[Activity]:
Only a number is wanted here: the number of lines of the data that include "title".

Stored items from a collection
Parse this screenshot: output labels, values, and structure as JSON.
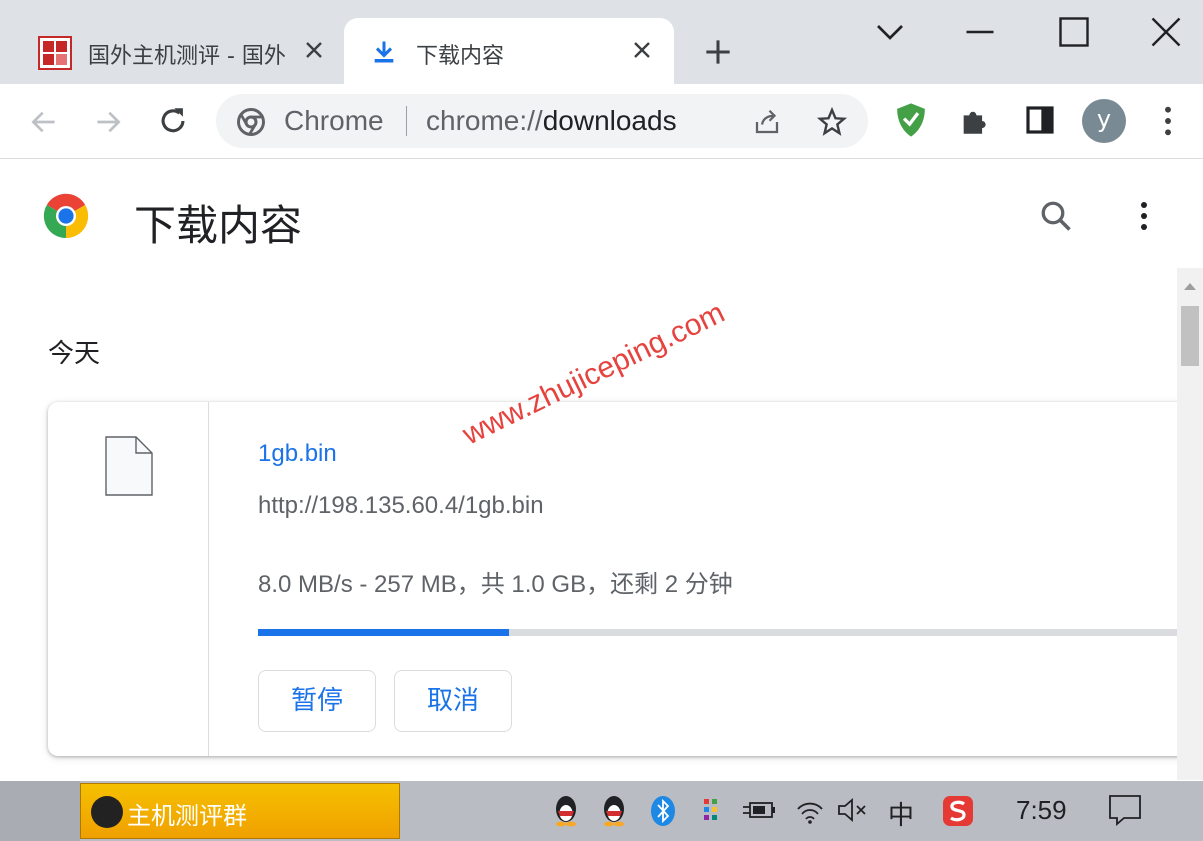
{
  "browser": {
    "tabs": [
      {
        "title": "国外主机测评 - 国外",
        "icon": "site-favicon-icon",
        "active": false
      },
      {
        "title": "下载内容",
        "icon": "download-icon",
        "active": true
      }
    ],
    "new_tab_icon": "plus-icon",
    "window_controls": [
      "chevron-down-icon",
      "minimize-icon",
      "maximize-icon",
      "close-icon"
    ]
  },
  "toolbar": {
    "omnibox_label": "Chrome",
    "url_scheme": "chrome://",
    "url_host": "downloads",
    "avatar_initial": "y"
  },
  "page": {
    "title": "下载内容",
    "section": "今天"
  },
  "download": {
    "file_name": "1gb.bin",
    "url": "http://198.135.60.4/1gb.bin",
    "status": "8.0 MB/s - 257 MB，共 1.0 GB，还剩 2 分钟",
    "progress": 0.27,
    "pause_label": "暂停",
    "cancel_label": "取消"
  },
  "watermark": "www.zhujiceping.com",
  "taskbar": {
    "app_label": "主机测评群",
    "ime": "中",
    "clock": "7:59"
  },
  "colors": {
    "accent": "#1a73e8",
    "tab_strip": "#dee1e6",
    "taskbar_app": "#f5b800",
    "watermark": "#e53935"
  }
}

[Task solution]:
3